3D Printing with Makerbot Cupcake

The Makerbot has been modified with a heater bed, which prevents the "raft" from peeling off the base mid way through a build. The following video shows a project near completion.


I recycled the heating coil of an old automatic drip coffee maker, and placed beneath a 1/4 inch 4" x 4" aluminium plate. The resistance heater coil wire is about 20 Ohms, which pulls about 6 amps out of the 120 Volt wall socket (producing approximately 700 Watts). A bi-metallic thermostat shut off interrupts the circuit after approximately 30 seconds, and kicks back on when the plate cools below a certain threshold (my coffee at home stays warmed to about 140 F). It turns out that direct contact with the hot plate and the aluminium bed is way too hot to handle (more than 140 degrees!), so I introduced an 1/8" air gap with 3 small bolts sandwiched in between the hot plate and the aluminium.

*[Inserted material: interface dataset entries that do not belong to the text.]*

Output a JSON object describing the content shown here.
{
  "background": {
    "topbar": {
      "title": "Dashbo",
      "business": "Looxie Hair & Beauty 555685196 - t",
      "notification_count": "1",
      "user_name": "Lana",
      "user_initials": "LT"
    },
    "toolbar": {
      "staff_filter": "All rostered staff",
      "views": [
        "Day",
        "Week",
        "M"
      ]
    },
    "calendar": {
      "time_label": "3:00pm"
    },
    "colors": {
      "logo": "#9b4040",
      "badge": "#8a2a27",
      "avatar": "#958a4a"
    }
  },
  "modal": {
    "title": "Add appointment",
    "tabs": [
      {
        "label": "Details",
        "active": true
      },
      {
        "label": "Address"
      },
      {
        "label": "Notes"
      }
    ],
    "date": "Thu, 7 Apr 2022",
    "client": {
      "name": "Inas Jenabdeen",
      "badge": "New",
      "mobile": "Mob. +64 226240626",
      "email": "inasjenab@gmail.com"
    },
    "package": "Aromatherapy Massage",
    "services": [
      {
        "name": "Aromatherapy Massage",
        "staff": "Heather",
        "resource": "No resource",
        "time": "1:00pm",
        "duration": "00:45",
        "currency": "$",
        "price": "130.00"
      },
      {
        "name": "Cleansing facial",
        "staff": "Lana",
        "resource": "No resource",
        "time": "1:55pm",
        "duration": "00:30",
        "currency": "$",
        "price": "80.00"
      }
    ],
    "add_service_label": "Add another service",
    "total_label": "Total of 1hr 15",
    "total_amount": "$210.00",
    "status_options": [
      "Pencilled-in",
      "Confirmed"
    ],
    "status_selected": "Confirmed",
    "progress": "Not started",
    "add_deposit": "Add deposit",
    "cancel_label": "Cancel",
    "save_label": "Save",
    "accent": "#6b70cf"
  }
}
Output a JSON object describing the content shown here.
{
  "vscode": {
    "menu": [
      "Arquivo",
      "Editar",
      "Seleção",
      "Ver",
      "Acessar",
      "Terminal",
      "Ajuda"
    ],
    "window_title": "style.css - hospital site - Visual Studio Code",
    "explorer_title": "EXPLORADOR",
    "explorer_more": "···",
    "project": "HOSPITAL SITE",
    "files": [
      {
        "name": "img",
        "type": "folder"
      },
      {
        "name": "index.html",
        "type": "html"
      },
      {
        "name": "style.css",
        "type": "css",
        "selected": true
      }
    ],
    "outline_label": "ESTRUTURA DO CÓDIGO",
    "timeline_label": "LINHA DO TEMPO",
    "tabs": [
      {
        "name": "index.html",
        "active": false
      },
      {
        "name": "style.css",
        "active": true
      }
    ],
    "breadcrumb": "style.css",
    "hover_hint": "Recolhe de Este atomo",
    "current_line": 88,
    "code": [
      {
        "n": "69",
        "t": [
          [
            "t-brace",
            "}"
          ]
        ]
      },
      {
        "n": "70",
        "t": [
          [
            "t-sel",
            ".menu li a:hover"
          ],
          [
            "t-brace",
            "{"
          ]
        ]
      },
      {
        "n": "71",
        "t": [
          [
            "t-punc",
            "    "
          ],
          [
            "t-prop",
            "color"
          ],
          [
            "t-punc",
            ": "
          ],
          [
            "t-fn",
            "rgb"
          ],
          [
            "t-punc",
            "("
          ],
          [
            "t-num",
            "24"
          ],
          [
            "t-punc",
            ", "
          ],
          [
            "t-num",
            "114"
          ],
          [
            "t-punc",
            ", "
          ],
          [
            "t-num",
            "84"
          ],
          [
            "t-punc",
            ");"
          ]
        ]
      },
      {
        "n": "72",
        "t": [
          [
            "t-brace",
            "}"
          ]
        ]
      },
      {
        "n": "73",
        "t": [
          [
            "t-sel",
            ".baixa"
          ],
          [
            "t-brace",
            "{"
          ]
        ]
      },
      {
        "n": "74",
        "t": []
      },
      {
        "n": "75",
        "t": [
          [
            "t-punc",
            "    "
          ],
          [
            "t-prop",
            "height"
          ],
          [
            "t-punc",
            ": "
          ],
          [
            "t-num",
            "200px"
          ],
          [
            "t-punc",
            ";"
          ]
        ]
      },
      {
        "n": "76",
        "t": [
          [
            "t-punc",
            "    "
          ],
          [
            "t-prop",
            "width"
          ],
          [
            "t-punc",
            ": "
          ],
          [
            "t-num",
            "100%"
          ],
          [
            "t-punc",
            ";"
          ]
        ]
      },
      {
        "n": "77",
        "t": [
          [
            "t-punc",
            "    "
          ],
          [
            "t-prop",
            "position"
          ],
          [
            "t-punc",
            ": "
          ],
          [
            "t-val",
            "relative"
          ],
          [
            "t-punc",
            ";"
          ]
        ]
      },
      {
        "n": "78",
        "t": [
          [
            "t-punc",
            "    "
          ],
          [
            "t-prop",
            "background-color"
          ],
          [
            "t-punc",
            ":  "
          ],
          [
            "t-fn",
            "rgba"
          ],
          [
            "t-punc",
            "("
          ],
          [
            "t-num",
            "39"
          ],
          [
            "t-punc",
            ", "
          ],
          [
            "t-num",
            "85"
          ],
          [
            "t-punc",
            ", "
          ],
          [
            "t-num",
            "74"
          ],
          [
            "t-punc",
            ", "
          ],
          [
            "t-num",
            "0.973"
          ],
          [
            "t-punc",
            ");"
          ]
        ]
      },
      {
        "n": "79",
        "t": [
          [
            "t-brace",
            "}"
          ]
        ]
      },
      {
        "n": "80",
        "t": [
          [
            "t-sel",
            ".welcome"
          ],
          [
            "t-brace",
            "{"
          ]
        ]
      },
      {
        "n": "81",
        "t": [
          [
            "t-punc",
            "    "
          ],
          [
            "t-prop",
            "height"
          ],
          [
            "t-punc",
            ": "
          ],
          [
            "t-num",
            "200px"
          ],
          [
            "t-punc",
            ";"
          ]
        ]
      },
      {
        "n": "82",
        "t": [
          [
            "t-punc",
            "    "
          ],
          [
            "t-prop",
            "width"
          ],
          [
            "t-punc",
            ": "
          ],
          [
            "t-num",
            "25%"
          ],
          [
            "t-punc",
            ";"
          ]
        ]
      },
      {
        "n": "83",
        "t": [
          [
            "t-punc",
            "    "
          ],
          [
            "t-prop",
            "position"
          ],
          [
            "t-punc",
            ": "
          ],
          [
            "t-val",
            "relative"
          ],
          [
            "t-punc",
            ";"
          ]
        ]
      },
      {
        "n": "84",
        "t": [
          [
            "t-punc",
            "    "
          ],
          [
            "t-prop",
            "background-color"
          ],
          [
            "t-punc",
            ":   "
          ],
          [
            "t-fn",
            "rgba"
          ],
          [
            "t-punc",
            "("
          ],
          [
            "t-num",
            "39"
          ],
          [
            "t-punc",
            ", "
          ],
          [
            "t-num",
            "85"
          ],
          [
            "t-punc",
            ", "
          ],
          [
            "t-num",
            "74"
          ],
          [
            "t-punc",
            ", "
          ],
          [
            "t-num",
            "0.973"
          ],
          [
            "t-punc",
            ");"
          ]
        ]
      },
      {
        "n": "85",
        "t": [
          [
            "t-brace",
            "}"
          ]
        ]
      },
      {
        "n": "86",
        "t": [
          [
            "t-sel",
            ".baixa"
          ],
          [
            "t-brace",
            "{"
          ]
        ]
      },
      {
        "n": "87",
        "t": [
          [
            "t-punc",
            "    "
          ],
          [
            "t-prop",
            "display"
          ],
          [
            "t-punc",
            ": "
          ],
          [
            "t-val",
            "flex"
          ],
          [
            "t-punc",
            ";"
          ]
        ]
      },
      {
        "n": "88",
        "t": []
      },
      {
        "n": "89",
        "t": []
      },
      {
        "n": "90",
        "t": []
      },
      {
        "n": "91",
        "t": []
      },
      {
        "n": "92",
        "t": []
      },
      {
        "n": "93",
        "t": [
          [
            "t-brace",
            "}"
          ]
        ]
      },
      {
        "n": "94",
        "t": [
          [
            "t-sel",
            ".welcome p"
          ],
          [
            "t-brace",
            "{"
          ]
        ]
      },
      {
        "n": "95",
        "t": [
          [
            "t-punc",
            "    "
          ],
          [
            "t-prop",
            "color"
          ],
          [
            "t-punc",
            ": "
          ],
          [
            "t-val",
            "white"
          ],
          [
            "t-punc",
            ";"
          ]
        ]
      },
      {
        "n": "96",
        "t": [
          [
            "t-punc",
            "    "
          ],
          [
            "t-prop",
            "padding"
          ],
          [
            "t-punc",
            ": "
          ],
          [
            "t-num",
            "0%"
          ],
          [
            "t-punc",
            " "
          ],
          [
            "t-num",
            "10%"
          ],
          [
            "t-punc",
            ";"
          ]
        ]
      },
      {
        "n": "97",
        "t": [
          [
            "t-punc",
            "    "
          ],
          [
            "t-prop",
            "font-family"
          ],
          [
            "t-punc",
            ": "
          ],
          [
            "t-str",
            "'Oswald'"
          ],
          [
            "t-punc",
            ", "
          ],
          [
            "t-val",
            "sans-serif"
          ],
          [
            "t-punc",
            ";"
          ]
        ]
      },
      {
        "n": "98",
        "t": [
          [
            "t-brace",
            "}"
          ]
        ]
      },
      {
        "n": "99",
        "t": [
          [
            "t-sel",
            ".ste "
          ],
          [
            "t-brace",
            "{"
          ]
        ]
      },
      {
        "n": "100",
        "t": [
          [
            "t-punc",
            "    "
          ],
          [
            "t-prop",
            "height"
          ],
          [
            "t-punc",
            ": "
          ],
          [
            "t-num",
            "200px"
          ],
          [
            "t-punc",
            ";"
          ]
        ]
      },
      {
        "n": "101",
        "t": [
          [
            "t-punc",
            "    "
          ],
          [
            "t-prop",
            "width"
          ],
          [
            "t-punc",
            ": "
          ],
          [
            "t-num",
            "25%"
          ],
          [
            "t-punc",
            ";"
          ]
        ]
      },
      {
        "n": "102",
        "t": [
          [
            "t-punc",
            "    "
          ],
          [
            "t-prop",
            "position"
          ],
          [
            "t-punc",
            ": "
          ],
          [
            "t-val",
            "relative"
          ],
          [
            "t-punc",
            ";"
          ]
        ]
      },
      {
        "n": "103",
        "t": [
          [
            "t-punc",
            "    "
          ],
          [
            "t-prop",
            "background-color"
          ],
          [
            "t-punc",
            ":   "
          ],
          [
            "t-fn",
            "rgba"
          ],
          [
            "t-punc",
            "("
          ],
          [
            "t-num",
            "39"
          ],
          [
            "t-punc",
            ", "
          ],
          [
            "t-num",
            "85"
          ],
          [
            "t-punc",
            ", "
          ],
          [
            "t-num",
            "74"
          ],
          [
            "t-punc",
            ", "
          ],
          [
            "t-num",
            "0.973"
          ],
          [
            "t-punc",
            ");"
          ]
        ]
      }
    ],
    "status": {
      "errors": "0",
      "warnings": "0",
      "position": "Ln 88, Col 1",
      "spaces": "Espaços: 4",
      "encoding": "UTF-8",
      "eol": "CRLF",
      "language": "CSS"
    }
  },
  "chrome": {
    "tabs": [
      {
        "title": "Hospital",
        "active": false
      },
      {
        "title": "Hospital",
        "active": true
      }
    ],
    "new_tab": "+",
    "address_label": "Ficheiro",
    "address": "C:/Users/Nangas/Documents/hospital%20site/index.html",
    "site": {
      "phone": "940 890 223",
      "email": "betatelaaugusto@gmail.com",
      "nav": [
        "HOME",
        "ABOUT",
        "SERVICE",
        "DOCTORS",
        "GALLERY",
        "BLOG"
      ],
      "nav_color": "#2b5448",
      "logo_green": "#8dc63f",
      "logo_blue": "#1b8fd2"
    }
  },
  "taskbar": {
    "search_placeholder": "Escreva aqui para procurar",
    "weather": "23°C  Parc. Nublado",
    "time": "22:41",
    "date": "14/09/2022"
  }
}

Note the blue painters tape forming the grip surface for the extruded plastic. The plate now is hot to the touch, but not so much as to burn the skin. Other blog posts recommend much higher temps (almost as much as the melting temperature of the plastic, 120 C!), but this does not appear to be warranted with the "java" configuration introduced here.